### 3.3 Route choice model in charging

Within route choice model in charging, we have three options. Firstly, we use the static pre-trip route choice models, where EVs are assumed to choose their route (from origin to destination) before departure according to information obtained or past experiences and do not switch routes or destination (target charging pile) while driving for charging. For in-route route choice models, travelers observe prevailing traffic conditions and quality of charging services as they travel, and make route choice decisions accordingly. EV may change their target charging pile during the trip adaptively [29]. In hybrid route choice models, travelers rely on both on pre-trip route decisions and in-trip decisions. They may find a better choice according to different conditions. Some travelers may decide to switch to an alternative route when receiving advertised guiding information from the smart grid.

In the simulation, we presume that all the EV initiate with a fixed energy level that is much higher than the critical level (with enough energy to drive to the nearest charging pile). A proper charging plan is important to help overcome range anxiety of EV driver, and avoid an EV battery running out of energy before a destination is reached. The charging scheduling model should confirm this safe energy status and make prompt and proper charging decisions. Our route choice model for charging considers three basic requirements to simulate this process of charging of EVs. EVs should decide when, where to charge, how long to charge, and where to go after charging.

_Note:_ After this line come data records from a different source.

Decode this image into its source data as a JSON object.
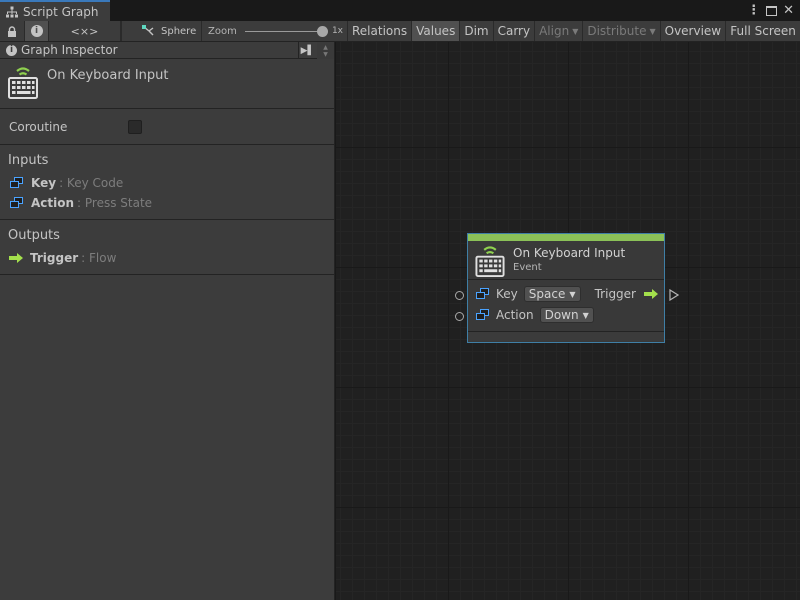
{
  "window": {
    "tab_label": "Script Graph",
    "tab_icon": "hierarchy-icon",
    "controls": [
      "more-options-icon",
      "maximize-icon",
      "close-icon"
    ]
  },
  "toolbar": {
    "lock_icon": "lock-icon",
    "info_icon": "info-icon",
    "code_label": "<×>",
    "sphere_label": "Sphere",
    "zoom_label": "Zoom",
    "zoom_value": "1x",
    "zoom_fraction": 1.0,
    "buttons": [
      {
        "label": "Relations",
        "active": false,
        "disabled": false
      },
      {
        "label": "Values",
        "active": true,
        "disabled": false
      },
      {
        "label": "Dim",
        "active": false,
        "disabled": false
      },
      {
        "label": "Carry",
        "active": false,
        "disabled": false
      },
      {
        "label": "Align",
        "active": false,
        "disabled": true,
        "dropdown": true
      },
      {
        "label": "Distribute",
        "active": false,
        "disabled": true,
        "dropdown": true
      },
      {
        "label": "Overview",
        "active": false,
        "disabled": false
      },
      {
        "label": "Full Screen",
        "active": false,
        "disabled": false
      }
    ]
  },
  "inspector": {
    "header_title": "Graph Inspector",
    "node_title": "On Keyboard Input",
    "node_icon": "keyboard-icon",
    "coroutine_label": "Coroutine",
    "coroutine_checked": false,
    "inputs_heading": "Inputs",
    "inputs": [
      {
        "name": "Key",
        "type": ": Key Code"
      },
      {
        "name": "Action",
        "type": ": Press State"
      }
    ],
    "outputs_heading": "Outputs",
    "outputs": [
      {
        "name": "Trigger",
        "type": ": Flow"
      }
    ]
  },
  "node": {
    "title": "On Keyboard Input",
    "subtitle": "Event",
    "accent_color": "#8bc158",
    "key_label": "Key",
    "key_value": "Space",
    "action_label": "Action",
    "action_value": "Down",
    "trigger_label": "Trigger"
  },
  "colors": {
    "flow_green": "#a4e04c",
    "value_port_blue": "#4aa3ff",
    "selection_border": "#3f7fa6"
  }
}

As to the time point to toggle the route choice, there are several options. An EV may choose to go to charging pile whenever the SOC of EV approaches certain fixed threshold value which should be higher than the critical level. EV may also choose to charge whenever it approaches some charging pile which is within a close distance range (i.e., 1–2 miles) from the current location. Some EVs choose to charge on a regular time basis or choose to charge according to the random intend of EV drivers.

When an EV decides to go to charge, the next decision for the EV is where or which charging pile to choose. Distance, type of charging pile, service quality, and availability of pile should be taken into account respectively or associatively. Take short-distance-first policy as an example, the model can choose the nearest pile from the current location of an EV, or it may not go to charge right now but choose the pile which is nearest to the upcoming trajectory along the way to the next destinations according to the travel agenda model [30]. When certain charging pile is set as the target, the motion synthesis model navigates the EV to the destination.

The EV then decides how much energy to supply and how long or how much the charging process takes. The time and amount may vary due to the constraints such as time and budget limit, capacity, and policy of parking lots [31]. To simulate this process, the model provides 4 basic options for EVs. The most conservative option is to charge the minimal amount to keep the SOC above the critical level. EV may also choose to charge for a fixed amount of energy to simulate the regular consumption custom of EV driver. Some EV may choose to let the battery fully charged or to a certain fixed threshold. Route choice model demonstrates the variety in charging behavior of EVs in simulation.

When EV finishes charging, it may decide where to go after interruption of charging. Some policy may choose to return to the interrupted point where the EV detours to the charging pile while processing the daily tasks. EV may also not go back but continue to navigate to the next event site based on the current charging location. Different return policies may have different impact on the performance and efficiency of charging.

These multimodal decision-making policy of digital twin EV provides high freedom of motion in the charging process of EV and helps simulate the complex possible mobility pattern of EV in real world. The fine controlled digital twin EV model can increase the trustworthiness of the motion simulation of IoV.